Lee Nelson is a freelance journalist from Illinois. She writes for several state REALTOR® association magazines along with LawnStarter.com and Nurse.org. She has written for Yahoo!Homes, MyMortgageInsider.com, and TheMortgageReports. Contact Lee at email@example.com.
Building a Bilingual Agency
Adding agents to your team who speak multiple languages can help set your brokerage apart. But consider these points before you start to recruit.
January 8, 2016
Offering bilingual services gives brokers the opportunity to distinguish their brand from the competition, reach new clientele, increase sales, and enhance their real estate company’s diversity. But bilingual agents aren’t exactly abundant; only about 15 percent of real estate agents say they speak a second language, according to the National Association of REALTORS®.
So as a broker, should you go out and recruit a bilingual agent tomorrow? It depends on your market.
Rory Coakley, president of Coakley Realty in the Maryland, Virginia, and Washington, D.C. area, says his market is one where hiring bilingual agents pays off.
“This area is just so diverse. You can walk down a street in Washington, D.C., and hear all kinds of languages,” says Coakley.
Buyers and sellers who don’t speak English or who speak it as a second language are sometimes worried they’ll be swindled in a real estate deal if they’re not working with an agent who speaks their native language, he says.
Coakley’s company has been offering customers bilingual sales associates since it opened 27 years ago.
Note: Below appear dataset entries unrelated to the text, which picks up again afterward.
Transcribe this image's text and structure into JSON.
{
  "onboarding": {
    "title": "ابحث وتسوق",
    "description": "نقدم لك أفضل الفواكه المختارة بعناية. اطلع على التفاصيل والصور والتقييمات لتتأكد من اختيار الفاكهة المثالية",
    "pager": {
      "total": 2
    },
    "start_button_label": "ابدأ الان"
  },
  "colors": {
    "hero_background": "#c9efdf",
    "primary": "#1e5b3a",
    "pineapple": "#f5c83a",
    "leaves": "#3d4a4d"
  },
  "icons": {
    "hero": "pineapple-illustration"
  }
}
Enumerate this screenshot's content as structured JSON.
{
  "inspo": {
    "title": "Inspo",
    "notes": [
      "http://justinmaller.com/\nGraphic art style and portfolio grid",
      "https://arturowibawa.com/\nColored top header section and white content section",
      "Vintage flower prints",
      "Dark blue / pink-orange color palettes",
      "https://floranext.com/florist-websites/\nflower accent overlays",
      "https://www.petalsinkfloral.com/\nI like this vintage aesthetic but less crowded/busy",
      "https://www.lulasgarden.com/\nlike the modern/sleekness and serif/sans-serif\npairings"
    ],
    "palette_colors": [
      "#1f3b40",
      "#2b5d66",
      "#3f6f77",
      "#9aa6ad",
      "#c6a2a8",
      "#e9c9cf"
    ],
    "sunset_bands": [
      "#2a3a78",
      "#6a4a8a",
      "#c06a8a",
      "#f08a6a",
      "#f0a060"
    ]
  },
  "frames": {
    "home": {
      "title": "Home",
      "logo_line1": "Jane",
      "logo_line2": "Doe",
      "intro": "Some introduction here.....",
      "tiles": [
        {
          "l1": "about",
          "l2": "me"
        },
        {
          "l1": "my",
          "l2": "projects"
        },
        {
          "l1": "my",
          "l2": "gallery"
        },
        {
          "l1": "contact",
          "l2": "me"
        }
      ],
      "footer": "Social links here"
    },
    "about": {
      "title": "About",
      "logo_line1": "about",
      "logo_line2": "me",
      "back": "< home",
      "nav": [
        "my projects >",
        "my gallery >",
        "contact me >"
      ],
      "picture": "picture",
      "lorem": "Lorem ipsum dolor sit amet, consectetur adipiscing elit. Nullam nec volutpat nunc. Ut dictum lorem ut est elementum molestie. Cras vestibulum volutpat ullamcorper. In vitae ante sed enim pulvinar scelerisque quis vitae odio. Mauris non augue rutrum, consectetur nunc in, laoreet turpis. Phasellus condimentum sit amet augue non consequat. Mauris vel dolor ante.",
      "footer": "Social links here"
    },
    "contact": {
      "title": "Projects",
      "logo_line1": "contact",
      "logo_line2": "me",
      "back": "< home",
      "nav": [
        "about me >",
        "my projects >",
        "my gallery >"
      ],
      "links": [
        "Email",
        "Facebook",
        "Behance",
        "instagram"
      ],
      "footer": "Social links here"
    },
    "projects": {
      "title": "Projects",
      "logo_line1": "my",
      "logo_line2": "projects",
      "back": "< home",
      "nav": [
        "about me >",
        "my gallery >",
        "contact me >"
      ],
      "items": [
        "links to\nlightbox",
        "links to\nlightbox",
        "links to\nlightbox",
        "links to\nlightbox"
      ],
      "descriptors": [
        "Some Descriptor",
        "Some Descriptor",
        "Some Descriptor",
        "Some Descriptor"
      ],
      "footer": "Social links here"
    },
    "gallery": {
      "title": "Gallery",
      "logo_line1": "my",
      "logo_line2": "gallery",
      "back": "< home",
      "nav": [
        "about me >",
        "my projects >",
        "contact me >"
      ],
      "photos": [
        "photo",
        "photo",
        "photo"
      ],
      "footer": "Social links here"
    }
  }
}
His agency includes agents who speak fluent Spanish and Chinese and one who is certified in American Sign Language. He markets his bilingual agents’ skills on his website and in branded materials to let people know they are there to assist.
Serving Hispanic clients specifically has become a focus for many brokers throughout the country. Four out of 10 new households between 2010 and 2020 are expected to be Hispanic, according to the 2014 State Of Hispanic Home Ownership Report, published by the National Association of Hispanic Real Estate Professionals. The report also predicts Hispanics will comprise 50 percent of all new home buyers by 2020.
Joe Castillo, broker-owner of Mi Casa Real Estate in Chicago, has 45 agents, all of whom speak both Spanish and English.
“The name of our agency is very ethnic. So people in general assume you have to speak Spanish. And the neighborhoods we work in are largely Hispanic,” he says.
But he warns against the assumption that everyone in Hispanic areas needs or wants a Spanish-speaking agent.
“Eighty percent of our clientele do speak Spanish,” he says, “but a majority of them prefer to handle their business in English.”
Castillo says it’s important to look at your market data to determine whether your brokerage is fulfilling the needs of those who are moving into the area. For example, the neighborhoods his company services in Chicago are 95 percent Hispanic, but he’s also seeing more Hispanics of all ages move into other areas of the city. “Brokers in those areas could have some more deals if they hired a bilingual agent,” he says.
Recruit to Sell
Charlie Oppler has been in the real estate business 35 years. He lives and works in a very diverse area about a mile outside the city of New York. As broker-owner of Prominent Properties Sotheby’s International Realty in Tenafly, N.J., he’s learned that people often like to live near those of the same culture or nationality, which is how cultural pockets develop, such as a Little Italy or a Chinatown.
“When I first got my license in 1981, the market was more English- and Spanish-speaking,” he says. As the population grew, agents who spoke Armenian, Greek, and Russian joined his office. Today, Oppler’s agency of 525 agents offers 35 spoken languages, including Hindu, Swedish, Vietnamese, Japanese, French, Turkish, and more.
“Getting that many bilingual agents really happened because of the need for serving their own clientele where they live,” he says. But he says he’s not recruiting for language or nationality; he’s recruiting the people he thinks can sell real estate.
“Everyone has the same inventory, but not everyone has the same contact base,” Oppler says. “We look at whether they can be successful in this business and whether it is worth our time and investment to further their career.”
Broaden Your Network
Once you’ve identified the need in your market, Castillo, who is the incoming president of the Chicago chapter of NAHREP, says getting involved in an ethnic organization is a great way to network and get to know agents in the industry who are bilingual. Many real estate groups that support specific nationalities and languages exist, including the Chinese American Real Estate Association, Asian Real Estate Association of America, and others. Many chambers of commerce also have bilingual groups.
It’s important to show potential agents that your company has specific opportunities, training, and support for them. “Bilingual agents are looking for the same things as other agents,” Castillo says.
Brokers interested in offering bilingual services should also be prepared to expand their sphere to include bilingual lenders, attorneys, home inspectors, and other professionals who are part of the home buying process.
Savvy brokers will provide a great service to anyone who seeks help buying or selling a house. The key is to find good salespeople who reflect your client base and to develop a diverse referral network in order to position your brand for success.